AB - CONTEXT: Parent-child interaction therapy (PCIT) is effective at reducing children's externalizing behavior. However, modifications are often made to PCIT, and it is not known whether these impact effectiveness.OBJECTIVE: To systematically review and meta-analyze the effects of PCIT on child externalizing behaviors, considering modifications, study design, and bias.DATA SOURCES: We searched PubMed, PsycINFO, Education Resources Information Center, Sociological Abstracts, and A+ Education.STUDY SELECTION: We selected randomized controlled or quasi-experimental trials.DATA EXTRACTION: We analyzed child externalizing and internalizing behaviors, parent stress, parent-child interactions, PCIT format, and study design and/or characteristics.RESULTS: We included 23 studies (1144 participants). PCIT was superior to control for reducing child externalizing (standardized mean difference [SMD]: -0.87, 95% confidence interval [CI]:-1.17 to -0.58). PCIT studies that required skill mastery had significantly greater reductions in externalizing behavior than those that did not (Mastery: SMD: -1.09, 95% CI: -1.44 to -0.73; Nonmastery: SMD: -0.51,95% CI: -0.85 to -0.17, P = .02). Compared with controls, PCIT significantly reduced parent-related stress (mean difference [MD]: -6.98, 95% CI: -11.69 to -2.27) and child-related stress (MD: -9.87, 95% CI: -13.64 to -6.09). Children in PCIT were observed to be more compliant to parent requests (SMD: 0.89, 95% CI: 0.50 to 1.28) compared with controls.

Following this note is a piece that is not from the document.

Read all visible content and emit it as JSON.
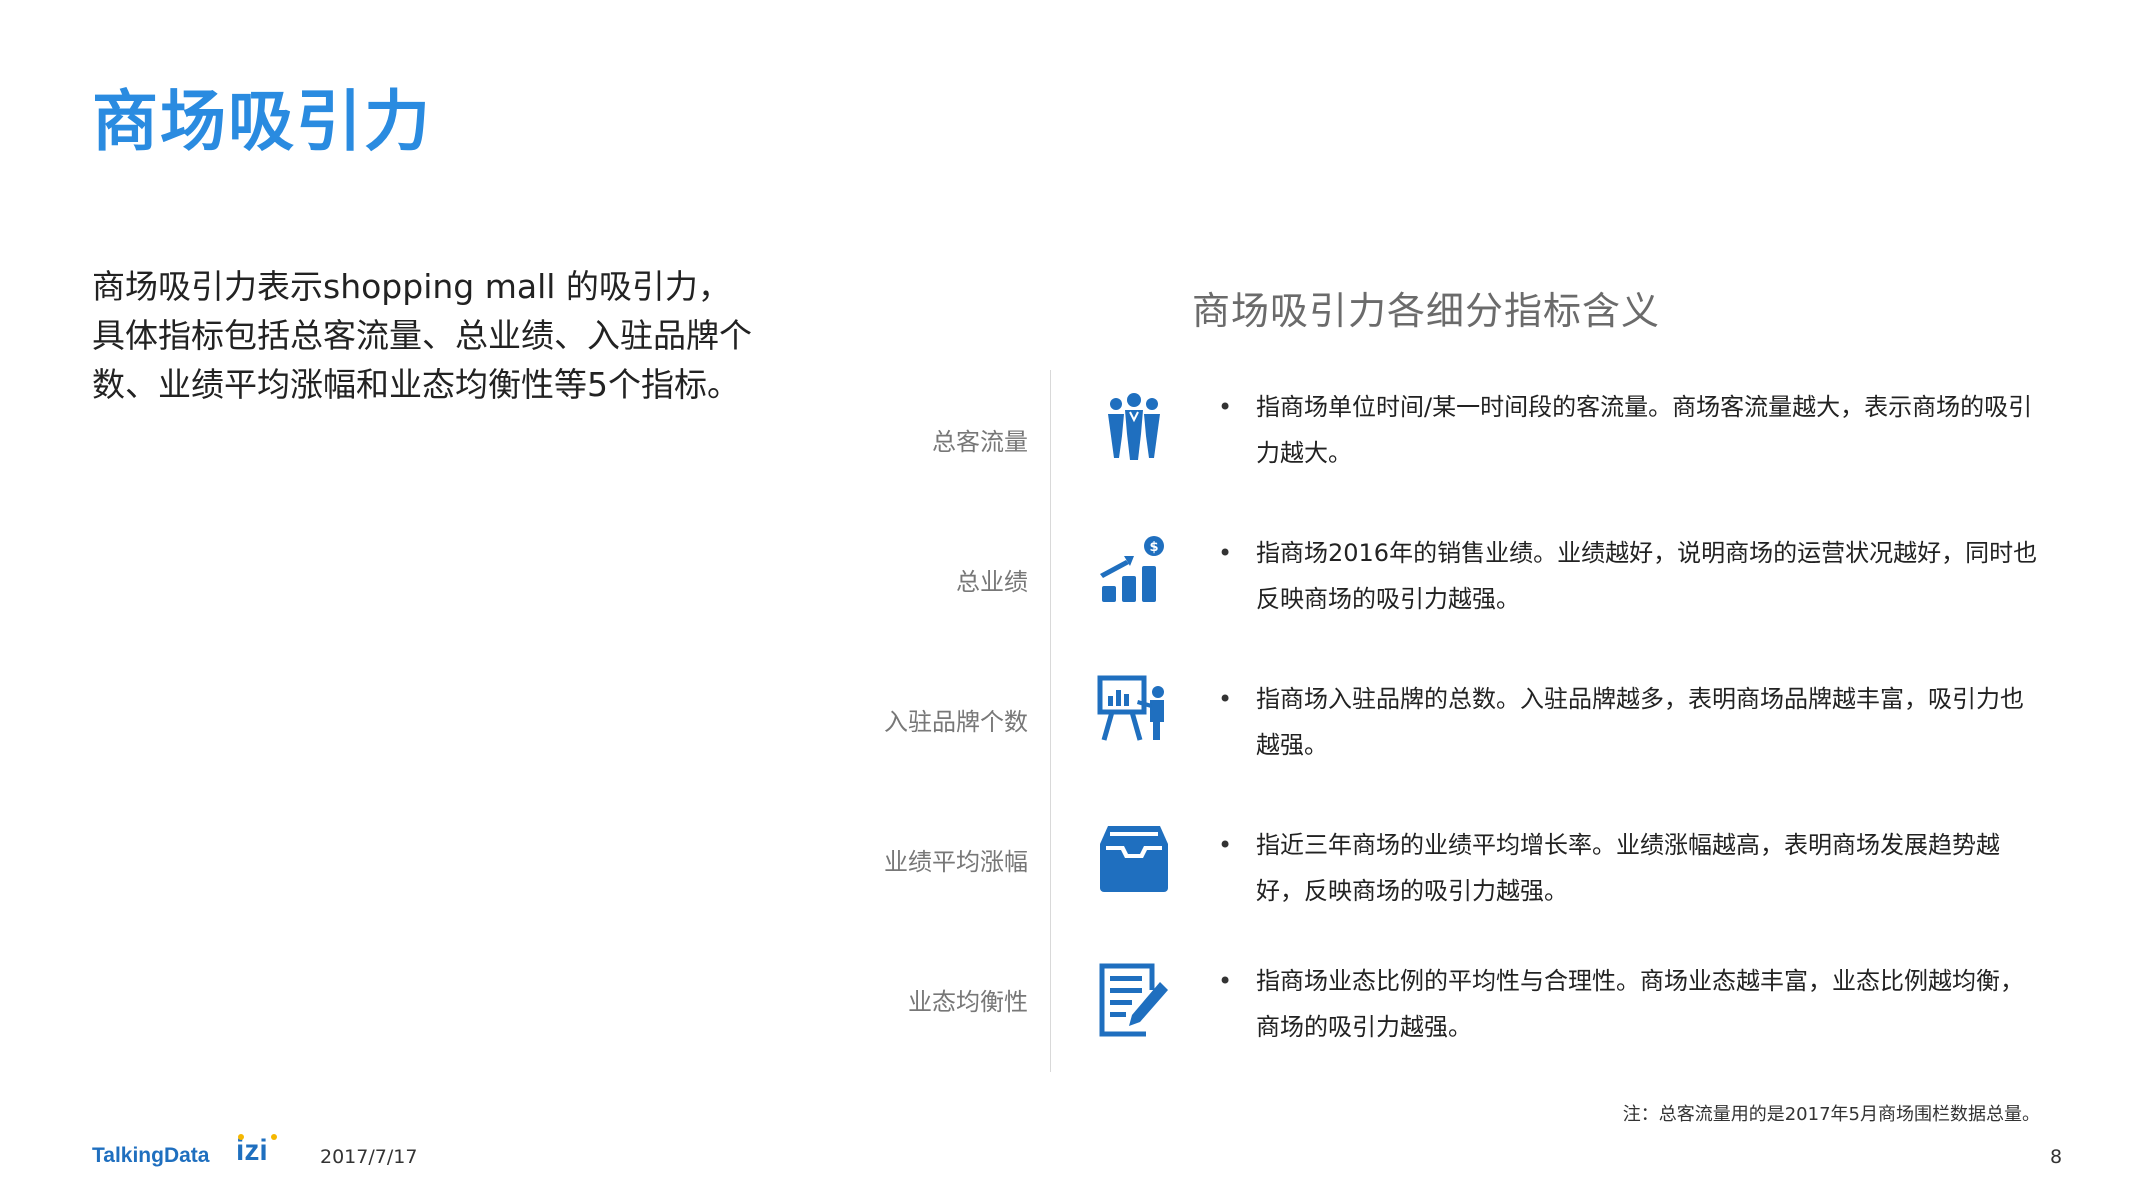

PCIT effectiveness did not differ depending on session length, location (academic versus community settings), or child problems (disruptive behaviors only compared with disruptive behavior and other problems).LIMITATIONS: Results for parent-child observations were inconsistently reported, reducing the ability to pool important data.CONCLUSIONS: PCIT has robust positive outcomes across multiple parent-reported and observed parent-child interaction measures, and modifications may not be required even when implemented in diverse populations.

UR - http://www.scopus.com/inward/record.url?scp=85028717798&partnerID=8YFLogxK

U2 - 10.1542/peds.2017-0352

DO - 10.1542/peds.2017-0352

M3 - Article

VL - 140

JO - Pediatrics

JF - Pediatrics

SN - 0031-4005

IS - 3

M1 - e20170352

ER -

Thomas R, Abell B, Webb HJ, Avdagic E, Zimmer-Gembeck MJ. Parent-child interaction therapy: A meta-analysis. Pediatrics. 2017 Sep 1;140(3). e20170352. https://doi.org/10.1542/peds.2017-0352